-- WORK TO COMPLETE --
Keeping pictures out of the copy, restate each record word for word.

* * * * * * * * *

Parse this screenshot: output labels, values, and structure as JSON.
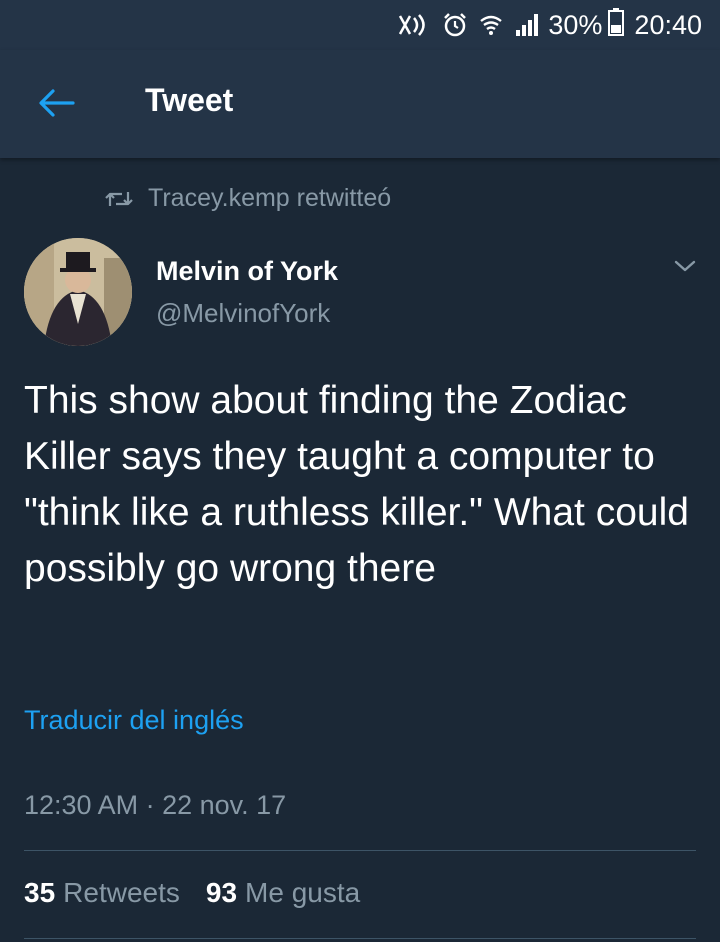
{
  "status_bar": {
    "battery": "30%",
    "time": "20:40",
    "icons": [
      "nfc-icon",
      "alarm-icon",
      "wifi-icon",
      "signal-icon",
      "battery-icon"
    ]
  },
  "header": {
    "back_icon": "arrow-left-icon",
    "title": "Tweet"
  },
  "retweet_context": {
    "icon": "retweet-icon",
    "text": "Tracey.kemp retwitteó"
  },
  "tweet": {
    "author_name": "Melvin of York",
    "author_handle": "@MelvinofYork",
    "text": "This show about finding the Zodiac Killer says they taught a computer to \"think like a ruthless killer.\" What could possibly go wrong there",
    "translate_label": "Traducir del inglés",
    "timestamp": "12:30 AM · 22 nov. 17"
  },
  "stats": {
    "retweets_count": "35",
    "retweets_label": "Retweets",
    "likes_count": "93",
    "likes_label": "Me gusta"
  },
  "colors": {
    "background": "#1b2836",
    "bar": "#243447",
    "accent": "#1da1f2",
    "secondary_text": "#8899a6"
  }
}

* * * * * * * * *

-- ANSWER SPACE --
Parse this screenshot: output labels, values, and structure as JSON.
{
  "status_bar": {
    "battery": "30%",
    "time": "20:40",
    "icons": [
      "nfc-icon",
      "alarm-icon",
      "wifi-icon",
      "signal-icon",
      "battery-icon"
    ]
  },
  "header": {
    "back_icon": "arrow-left-icon",
    "title": "Tweet"
  },
  "retweet_context": {
    "icon": "retweet-icon",
    "text": "Tracey.kemp retwitteó"
  },
  "tweet": {
    "author_name": "Melvin of York",
    "author_handle": "@MelvinofYork",
    "text": "This show about finding the Zodiac Killer says they taught a computer to \"think like a ruthless killer.\" What could possibly go wrong there",
    "translate_label": "Traducir del inglés",
    "timestamp": "12:30 AM · 22 nov. 17"
  },
  "stats": {
    "retweets_count": "35",
    "retweets_label": "Retweets",
    "likes_count": "93",
    "likes_label": "Me gusta"
  },
  "colors": {
    "background": "#1b2836",
    "bar": "#243447",
    "accent": "#1da1f2",
    "secondary_text": "#8899a6"
  }
}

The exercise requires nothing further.